Although the UTSD equation is an apparently routine quasilinear partial differential equation in its dependence on the spatial dimensions x and y and time, it nonetheless possesses almost unique aspects which make its numerical solution non-trivial. In particular, the structure of the imposed boundary conditions is such that at each point in time the solution is obtained from boundary information effectively by propagating information from the right-hand boundary along the x-direction. As such, the necessary solution approach is equivalent to solving a heat equation in the timelike x-variable and the spacelike y-variable, at each point in time -- hence, a heat equation in effectively one spatial dimension.
In this project the student will produce a code to numerically solve the UTSD equation based on algorithms available in the literature.
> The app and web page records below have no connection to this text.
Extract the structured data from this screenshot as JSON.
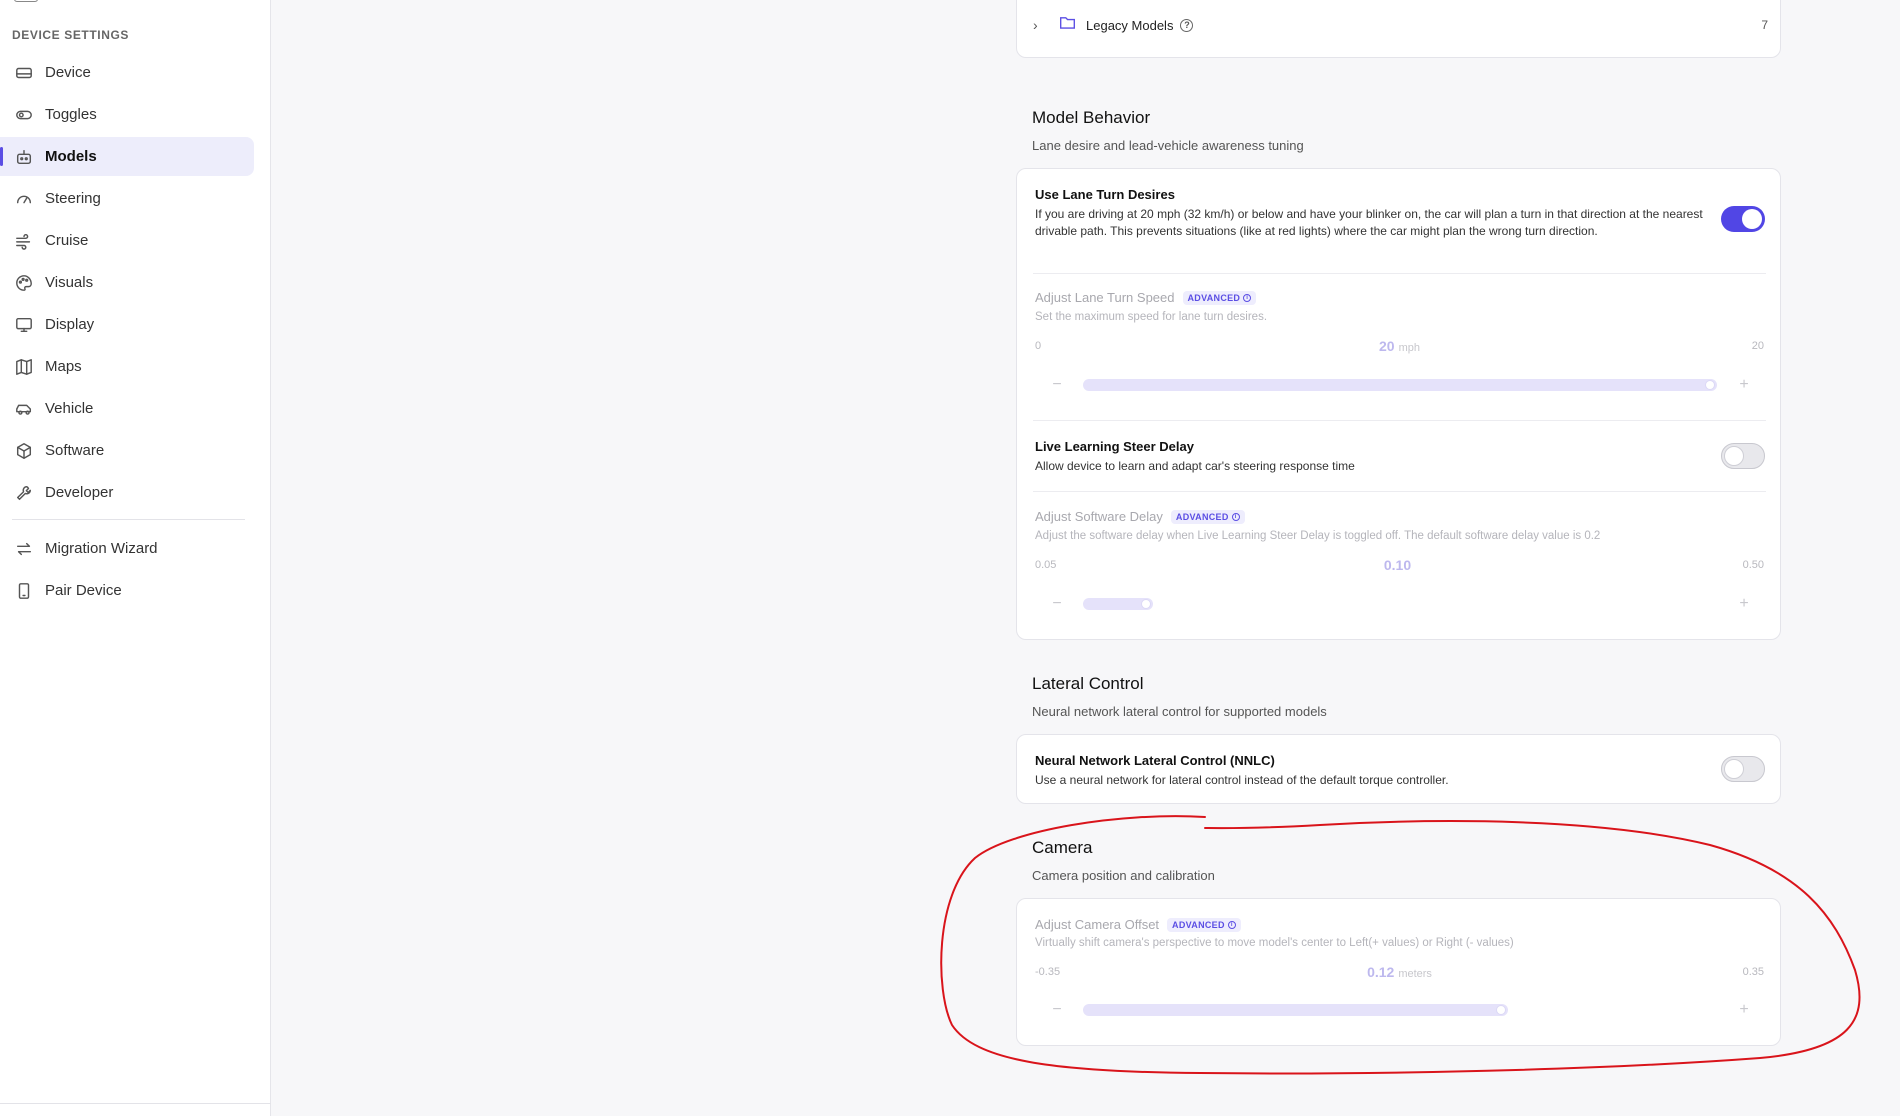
{
  "sidebar": {
    "section_label": "DEVICE SETTINGS",
    "items": [
      {
        "label": "Device",
        "icon": "device-icon"
      },
      {
        "label": "Toggles",
        "icon": "toggle-icon"
      },
      {
        "label": "Models",
        "icon": "robot-icon",
        "active": true
      },
      {
        "label": "Steering",
        "icon": "gauge-icon"
      },
      {
        "label": "Cruise",
        "icon": "wind-icon"
      },
      {
        "label": "Visuals",
        "icon": "palette-icon"
      },
      {
        "label": "Display",
        "icon": "monitor-icon"
      },
      {
        "label": "Maps",
        "icon": "map-icon"
      },
      {
        "label": "Vehicle",
        "icon": "car-icon"
      },
      {
        "label": "Software",
        "icon": "package-icon"
      },
      {
        "label": "Developer",
        "icon": "wrench-icon"
      }
    ],
    "extra_items": [
      {
        "label": "Migration Wizard",
        "icon": "arrows-icon"
      },
      {
        "label": "Pair Device",
        "icon": "tablet-icon"
      }
    ]
  },
  "legacy": {
    "label": "Legacy Models",
    "count": "7"
  },
  "model_behavior": {
    "title": "Model Behavior",
    "subtitle": "Lane desire and lead-vehicle awareness tuning",
    "lane_turn": {
      "title": "Use Lane Turn Desires",
      "desc": "If you are driving at 20 mph (32 km/h) or below and have your blinker on, the car will plan a turn in that direction at the nearest drivable path. This prevents situations (like at red lights) where the car might plan the wrong turn direction.",
      "enabled": true
    },
    "lane_turn_speed": {
      "title": "Adjust Lane Turn Speed",
      "badge": "ADVANCED",
      "desc": "Set the maximum speed for lane turn desires.",
      "min": "0",
      "max": "20",
      "value": "20",
      "unit": "mph",
      "fraction": 1.0,
      "minus": "−",
      "plus": "+"
    },
    "live_learning": {
      "title": "Live Learning Steer Delay",
      "desc": "Allow device to learn and adapt car's steering response time",
      "enabled": false
    },
    "software_delay": {
      "title": "Adjust Software Delay",
      "badge": "ADVANCED",
      "desc": "Adjust the software delay when Live Learning Steer Delay is toggled off. The default software delay value is 0.2",
      "min": "0.05",
      "max": "0.50",
      "value": "0.10",
      "unit": "",
      "fraction": 0.111,
      "minus": "−",
      "plus": "+"
    }
  },
  "lateral_control": {
    "title": "Lateral Control",
    "subtitle": "Neural network lateral control for supported models",
    "nnlc": {
      "title": "Neural Network Lateral Control (NNLC)",
      "desc": "Use a neural network for lateral control instead of the default torque controller.",
      "enabled": false
    }
  },
  "camera": {
    "title": "Camera",
    "subtitle": "Camera position and calibration",
    "offset": {
      "title": "Adjust Camera Offset",
      "badge": "ADVANCED",
      "desc": "Virtually shift camera's perspective to move model's center to Left(+ values) or Right (- values)",
      "min": "-0.35",
      "max": "0.35",
      "value": "0.12",
      "unit": "meters",
      "fraction": 0.671,
      "minus": "−",
      "plus": "+"
    }
  },
  "colors": {
    "accent": "#5146e5",
    "annotation": "#d9141b"
  }
}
Focus will be put on learning the C programming language required to achieve good computational speed, the use of numerical flux functions to capture shocks accurately and the use of grid stretching methods to capture a high resolution solution in areas of interest . After implementing the base code, time permitting, the student will extend the code to capture further features of interest.
Aideen Costello (TCD; now at Morgan Stanley and First Derivatives)
Julian Eberley (Theoretical Physics, UCD; now Software Developer at Citi)
Daniela Mueller (Mathematical Science UCD; now PhD candidate in UCD)
Benen Harrington (TCD, now a PhD candidate at University of York)
James Fannon (Theoretical Physics, UCD; now PhD candidate in UL)
Andrew Gloster (Theoretical Physics, UCD; MSc at Imperial College London; now PhD candidate in UCD)
Shane Walsh (Theoretical Physics, UCD; now PhD Candidate in UCD and IRC scholar)
Adam Keilthy (TCD; now a PhD candidate in Oxford University)
Patrick Doohan (Mathematical Studies, UCD; H Dip in Mathematical Science, UCD; MSc in Applied Mathematics at Imperial; now PhD candidate at Imperial College London)
Maria Jacob (ACM, UCD; now PhD candidate at University of Reading/Imperial College London)
Owen Ward (TCD; now a PhD candidate at Columbia University, New York)
Paul Beirne (Mathematics, UCD; now a PhD at candidate in UCD)
Daniel Camazon Portela
Christopher Kennedy (ACM, UCD)
Emily Lewanowski-Breen (Maths and Science Education, UCD)
Michael O’Malley (Stats and Maths, UCD)
Adam Ryan (Mathematics, UCD)
Luke Corcoran (Theoretical Physics, TCD)
Conor McCabe (ACM, UCD)
Joseph Curtis (Statistics, UCD)